[Source data]
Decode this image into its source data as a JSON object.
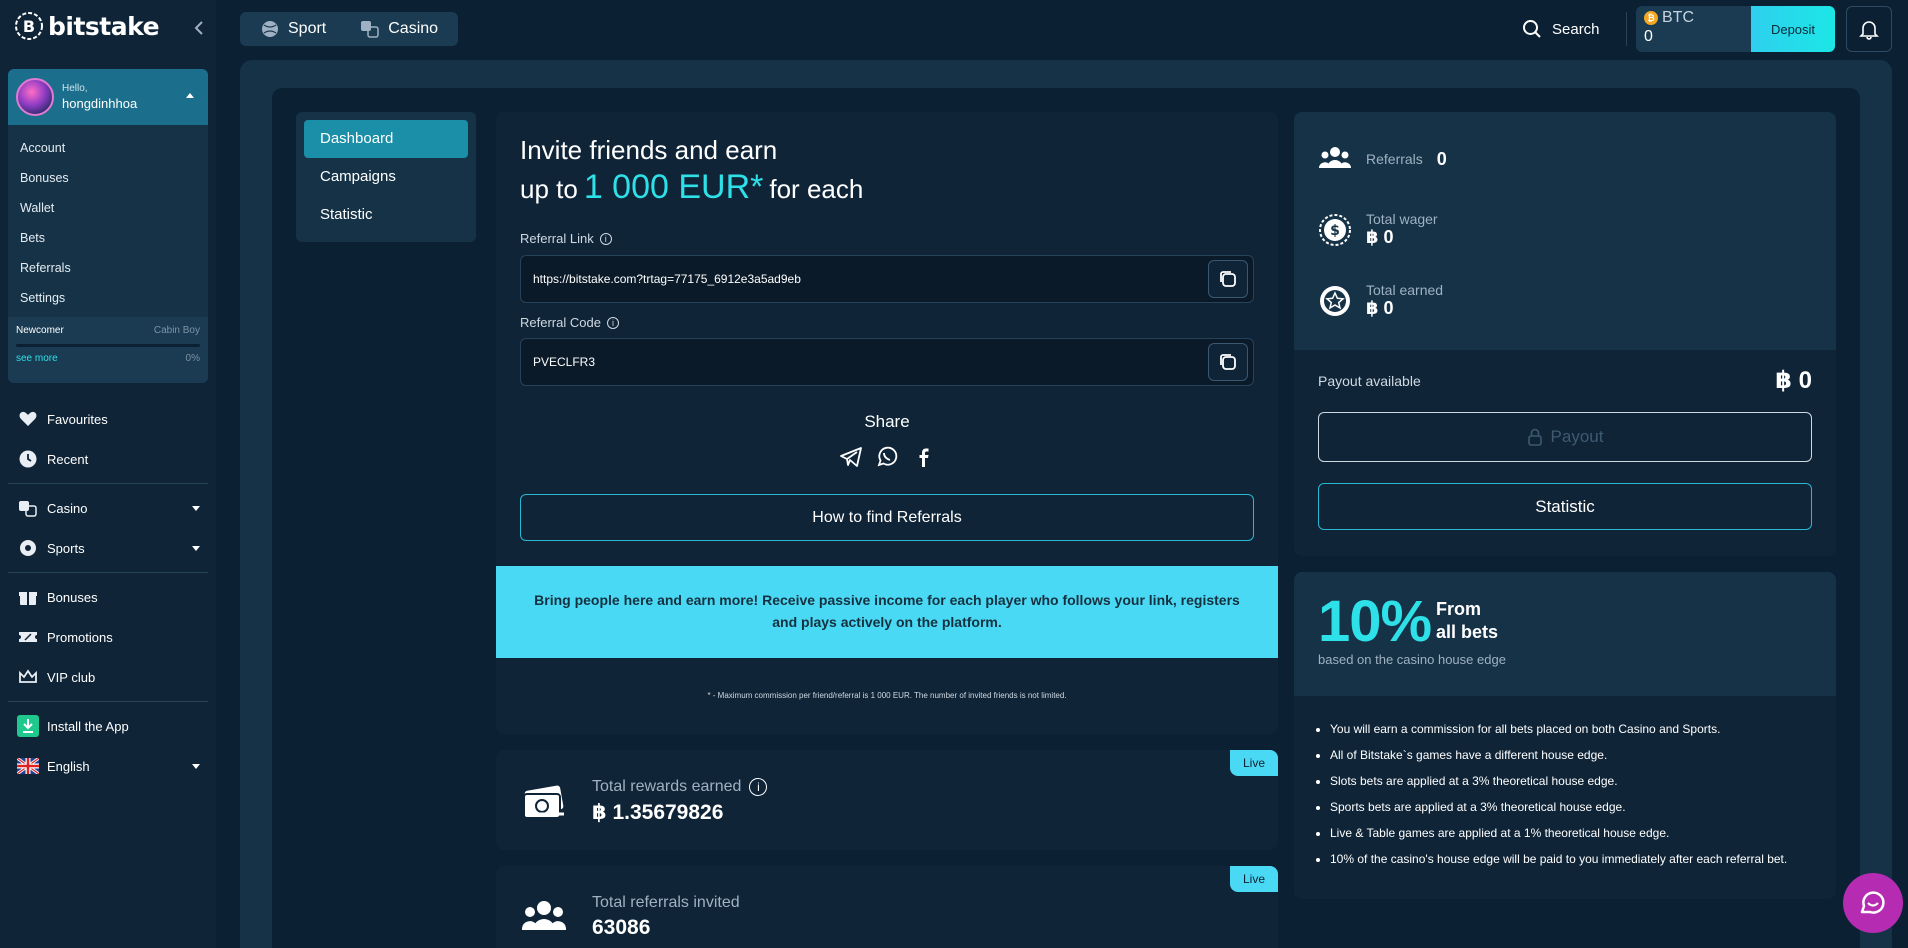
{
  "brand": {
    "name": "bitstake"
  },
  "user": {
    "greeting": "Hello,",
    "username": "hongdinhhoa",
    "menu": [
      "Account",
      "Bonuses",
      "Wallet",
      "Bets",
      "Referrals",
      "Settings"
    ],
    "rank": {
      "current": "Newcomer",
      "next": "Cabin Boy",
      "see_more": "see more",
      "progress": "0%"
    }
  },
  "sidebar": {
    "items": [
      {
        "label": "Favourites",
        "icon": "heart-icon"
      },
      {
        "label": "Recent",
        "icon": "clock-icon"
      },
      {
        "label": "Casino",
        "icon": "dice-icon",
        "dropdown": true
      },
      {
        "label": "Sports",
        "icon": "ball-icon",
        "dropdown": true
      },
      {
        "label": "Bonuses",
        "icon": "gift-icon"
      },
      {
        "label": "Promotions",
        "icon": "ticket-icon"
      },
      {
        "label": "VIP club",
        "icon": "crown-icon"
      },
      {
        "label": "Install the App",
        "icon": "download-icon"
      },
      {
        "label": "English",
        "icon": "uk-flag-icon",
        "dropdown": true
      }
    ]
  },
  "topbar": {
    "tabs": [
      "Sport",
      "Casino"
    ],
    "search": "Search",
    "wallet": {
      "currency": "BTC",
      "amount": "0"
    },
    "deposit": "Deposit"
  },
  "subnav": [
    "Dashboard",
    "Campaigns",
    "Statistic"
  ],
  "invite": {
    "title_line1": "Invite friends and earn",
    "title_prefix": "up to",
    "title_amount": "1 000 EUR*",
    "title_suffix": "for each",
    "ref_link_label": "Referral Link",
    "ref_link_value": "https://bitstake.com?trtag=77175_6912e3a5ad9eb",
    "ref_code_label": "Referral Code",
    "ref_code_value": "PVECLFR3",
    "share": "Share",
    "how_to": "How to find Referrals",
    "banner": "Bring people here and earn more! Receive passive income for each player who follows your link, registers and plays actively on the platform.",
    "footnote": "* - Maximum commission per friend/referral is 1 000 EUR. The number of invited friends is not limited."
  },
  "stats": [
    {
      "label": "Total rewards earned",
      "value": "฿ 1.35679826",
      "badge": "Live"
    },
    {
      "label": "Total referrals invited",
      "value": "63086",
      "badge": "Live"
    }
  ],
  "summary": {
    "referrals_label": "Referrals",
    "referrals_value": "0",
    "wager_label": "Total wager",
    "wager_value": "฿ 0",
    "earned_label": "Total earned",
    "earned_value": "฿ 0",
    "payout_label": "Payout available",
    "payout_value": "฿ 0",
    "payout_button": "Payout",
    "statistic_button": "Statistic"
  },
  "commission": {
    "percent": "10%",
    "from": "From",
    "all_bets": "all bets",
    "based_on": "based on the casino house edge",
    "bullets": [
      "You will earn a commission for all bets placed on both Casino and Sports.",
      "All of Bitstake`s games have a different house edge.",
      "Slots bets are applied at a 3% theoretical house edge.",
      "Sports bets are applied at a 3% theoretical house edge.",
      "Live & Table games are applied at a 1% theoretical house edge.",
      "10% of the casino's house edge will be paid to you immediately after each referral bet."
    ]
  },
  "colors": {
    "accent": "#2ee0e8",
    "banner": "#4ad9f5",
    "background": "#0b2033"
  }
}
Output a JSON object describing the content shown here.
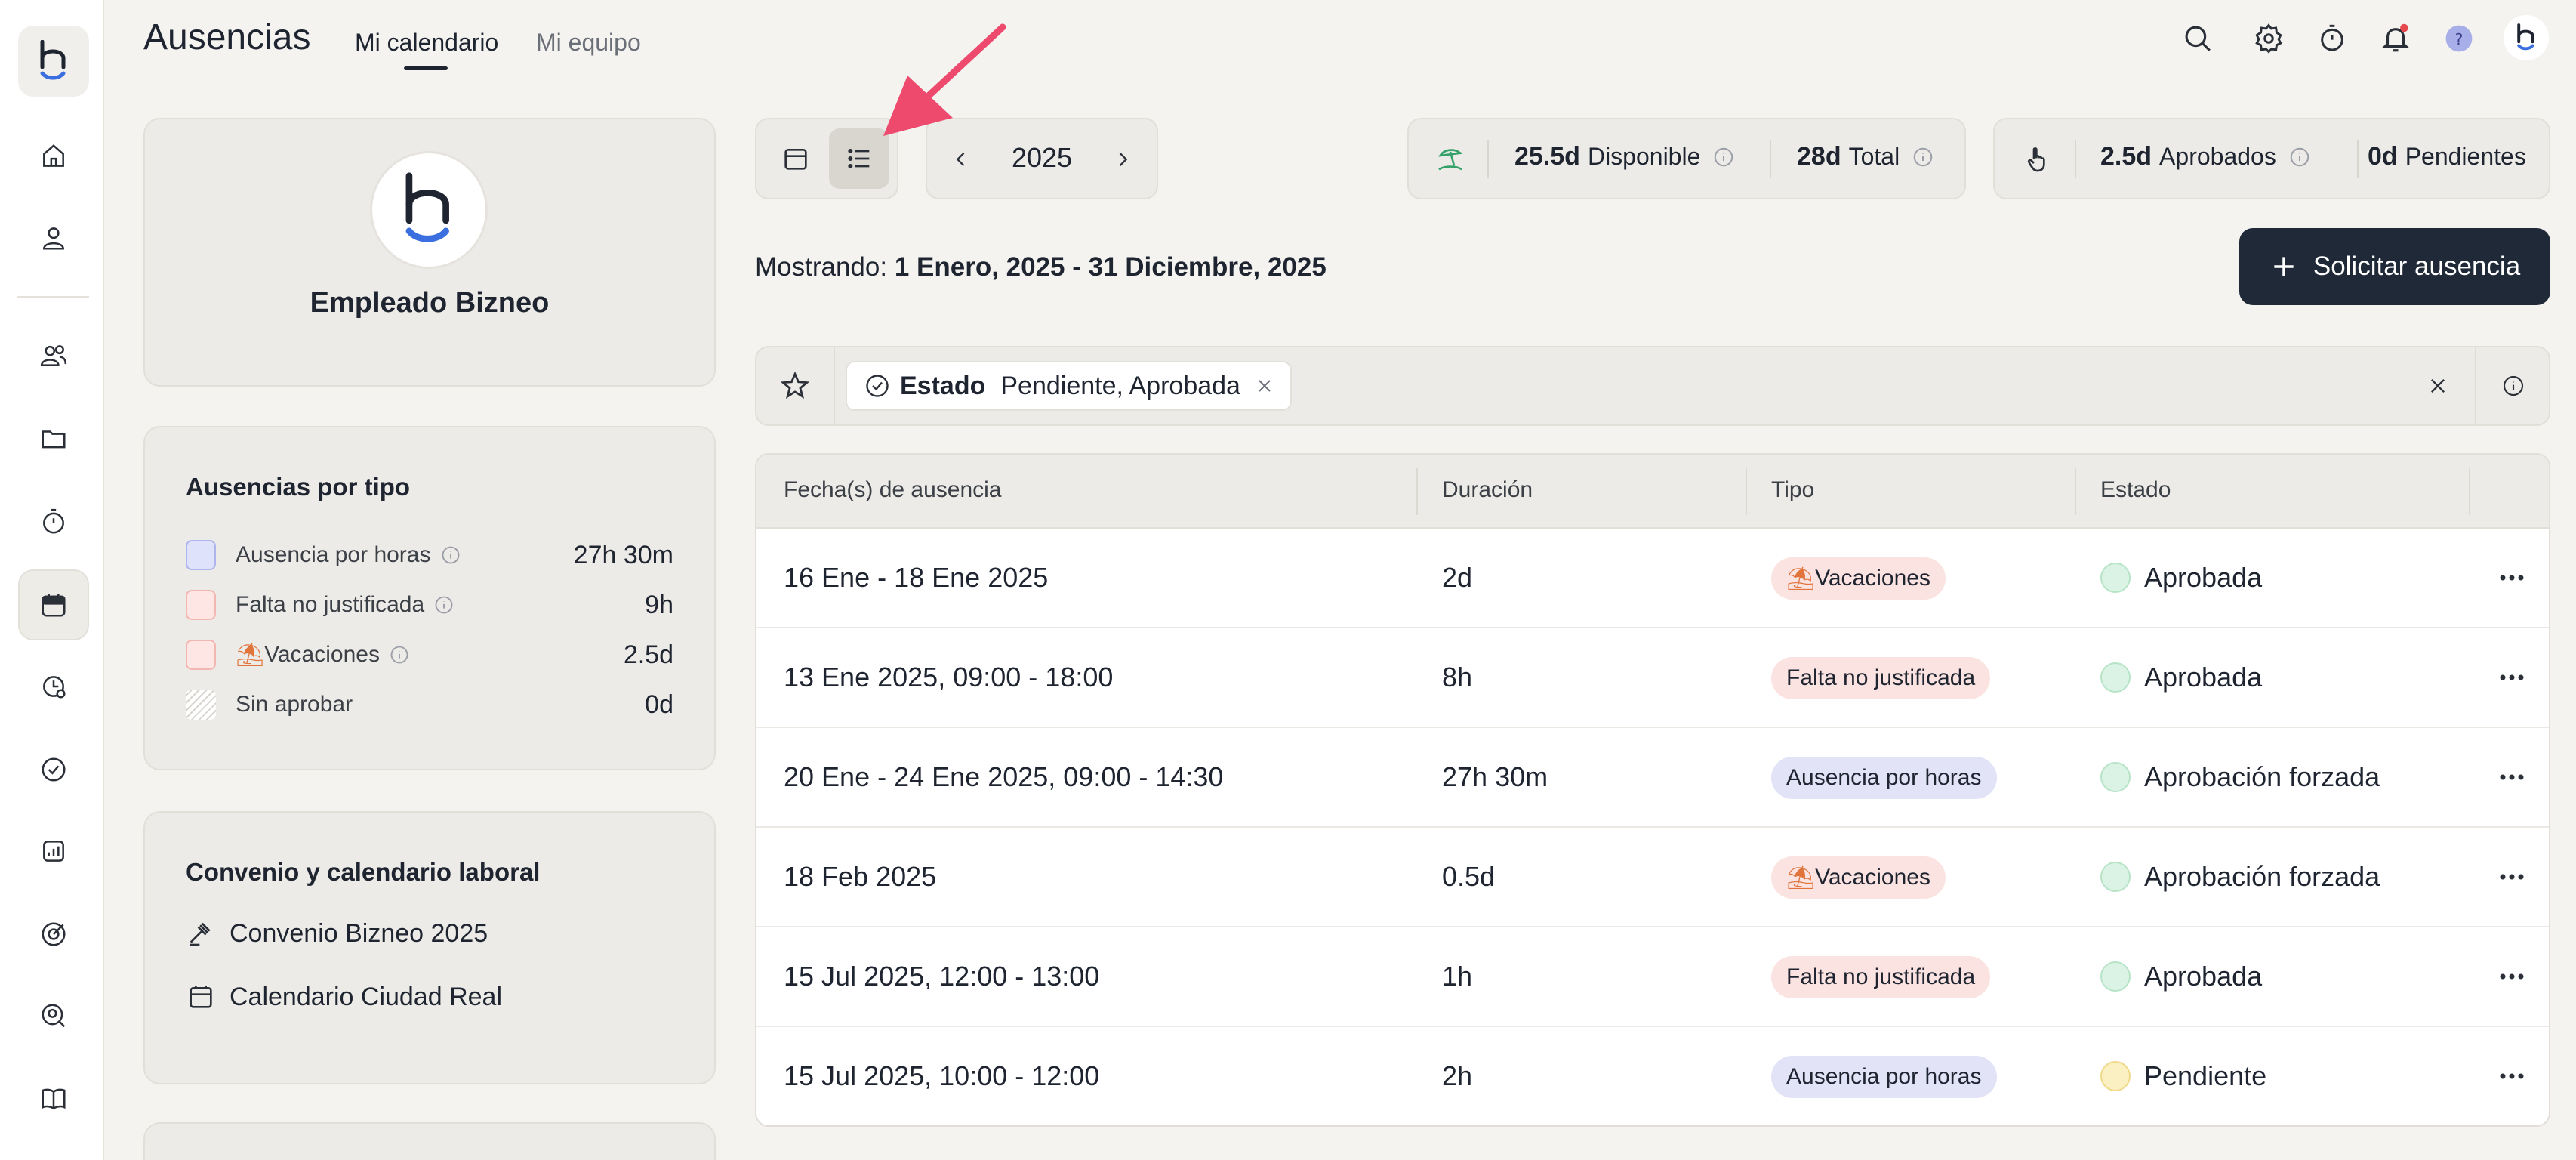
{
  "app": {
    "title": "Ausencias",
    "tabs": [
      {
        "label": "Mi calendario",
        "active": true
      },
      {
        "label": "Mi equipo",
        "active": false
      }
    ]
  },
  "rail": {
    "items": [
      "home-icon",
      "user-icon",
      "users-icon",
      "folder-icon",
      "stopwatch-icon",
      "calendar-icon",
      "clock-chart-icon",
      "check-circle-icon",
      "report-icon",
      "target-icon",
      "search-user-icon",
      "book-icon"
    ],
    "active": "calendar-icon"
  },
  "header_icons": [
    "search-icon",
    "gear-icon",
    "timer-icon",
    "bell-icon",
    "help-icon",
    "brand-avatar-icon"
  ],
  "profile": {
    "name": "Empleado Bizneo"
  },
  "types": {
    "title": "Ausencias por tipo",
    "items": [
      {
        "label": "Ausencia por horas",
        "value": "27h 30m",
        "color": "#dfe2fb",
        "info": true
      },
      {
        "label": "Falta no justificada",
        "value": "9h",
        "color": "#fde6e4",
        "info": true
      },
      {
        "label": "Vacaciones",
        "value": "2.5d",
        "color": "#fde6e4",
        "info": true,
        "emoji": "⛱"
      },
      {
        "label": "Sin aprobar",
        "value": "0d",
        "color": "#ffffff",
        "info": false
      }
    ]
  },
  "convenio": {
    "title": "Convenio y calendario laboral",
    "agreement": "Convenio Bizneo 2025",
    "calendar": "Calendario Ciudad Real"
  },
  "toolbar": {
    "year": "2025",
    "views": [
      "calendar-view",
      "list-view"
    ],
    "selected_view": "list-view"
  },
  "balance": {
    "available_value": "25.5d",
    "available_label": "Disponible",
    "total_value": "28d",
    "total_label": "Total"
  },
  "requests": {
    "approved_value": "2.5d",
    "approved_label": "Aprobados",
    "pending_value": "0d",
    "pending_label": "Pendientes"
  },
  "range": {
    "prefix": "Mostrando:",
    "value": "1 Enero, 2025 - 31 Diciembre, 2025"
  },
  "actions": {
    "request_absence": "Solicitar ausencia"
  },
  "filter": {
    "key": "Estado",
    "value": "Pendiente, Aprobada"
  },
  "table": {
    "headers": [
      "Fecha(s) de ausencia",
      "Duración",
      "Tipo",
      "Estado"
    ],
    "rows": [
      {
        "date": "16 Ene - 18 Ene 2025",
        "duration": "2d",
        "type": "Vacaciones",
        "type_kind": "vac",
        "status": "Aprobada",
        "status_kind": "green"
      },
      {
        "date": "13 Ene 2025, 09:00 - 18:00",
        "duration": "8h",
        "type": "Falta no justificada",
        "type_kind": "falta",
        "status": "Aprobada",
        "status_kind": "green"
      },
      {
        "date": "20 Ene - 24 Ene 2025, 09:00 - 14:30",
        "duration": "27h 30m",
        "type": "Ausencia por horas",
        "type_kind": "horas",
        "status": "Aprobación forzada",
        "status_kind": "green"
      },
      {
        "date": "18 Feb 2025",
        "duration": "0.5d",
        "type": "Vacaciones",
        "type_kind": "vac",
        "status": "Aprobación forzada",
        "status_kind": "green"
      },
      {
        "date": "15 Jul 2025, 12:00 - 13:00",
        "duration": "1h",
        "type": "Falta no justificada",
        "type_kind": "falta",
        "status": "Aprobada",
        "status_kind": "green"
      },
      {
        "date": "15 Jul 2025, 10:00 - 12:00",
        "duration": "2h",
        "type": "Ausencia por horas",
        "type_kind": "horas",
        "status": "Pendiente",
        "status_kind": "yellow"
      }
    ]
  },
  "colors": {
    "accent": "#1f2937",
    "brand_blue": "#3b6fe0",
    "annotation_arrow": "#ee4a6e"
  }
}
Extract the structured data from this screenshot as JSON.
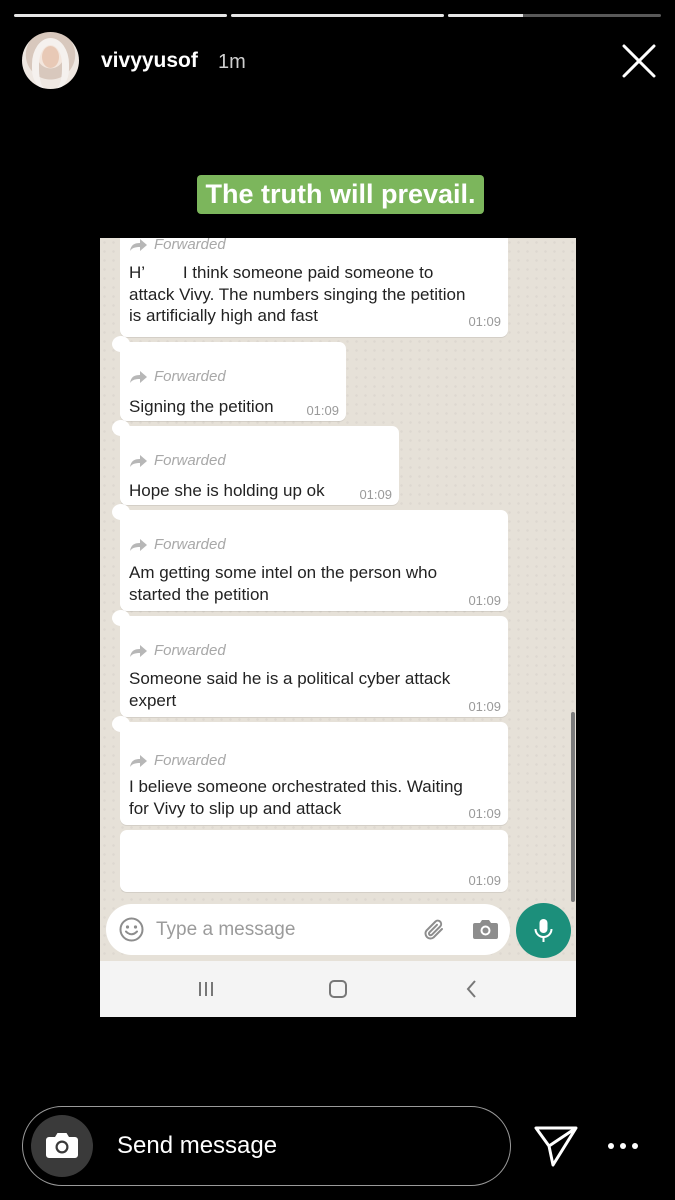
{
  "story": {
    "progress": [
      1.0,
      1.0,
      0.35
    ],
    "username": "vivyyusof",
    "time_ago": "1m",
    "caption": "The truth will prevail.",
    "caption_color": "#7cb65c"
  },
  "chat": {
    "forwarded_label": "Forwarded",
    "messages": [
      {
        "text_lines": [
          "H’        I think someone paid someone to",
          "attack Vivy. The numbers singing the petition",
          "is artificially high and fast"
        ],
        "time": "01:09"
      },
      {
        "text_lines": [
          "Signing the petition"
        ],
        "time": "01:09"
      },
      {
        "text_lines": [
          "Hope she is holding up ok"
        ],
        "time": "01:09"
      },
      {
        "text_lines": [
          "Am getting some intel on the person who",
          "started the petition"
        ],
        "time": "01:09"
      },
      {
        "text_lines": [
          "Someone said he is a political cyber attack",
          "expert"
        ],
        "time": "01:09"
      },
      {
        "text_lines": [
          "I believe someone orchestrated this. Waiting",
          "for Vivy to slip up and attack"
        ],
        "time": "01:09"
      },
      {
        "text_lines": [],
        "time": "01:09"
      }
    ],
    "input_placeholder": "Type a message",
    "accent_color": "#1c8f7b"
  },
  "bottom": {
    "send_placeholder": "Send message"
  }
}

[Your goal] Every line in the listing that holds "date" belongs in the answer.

[Task response]
        "date": "16 Ene - 18 Ene 2025",
        "date": "13 Ene 2025, 09:00 - 18:00",
        "date": "20 Ene - 24 Ene 2025, 09:00 - 14:30",
        "date": "18 Feb 2025",
        "date": "15 Jul 2025, 12:00 - 13:00",
        "date": "15 Jul 2025, 10:00 - 12:00",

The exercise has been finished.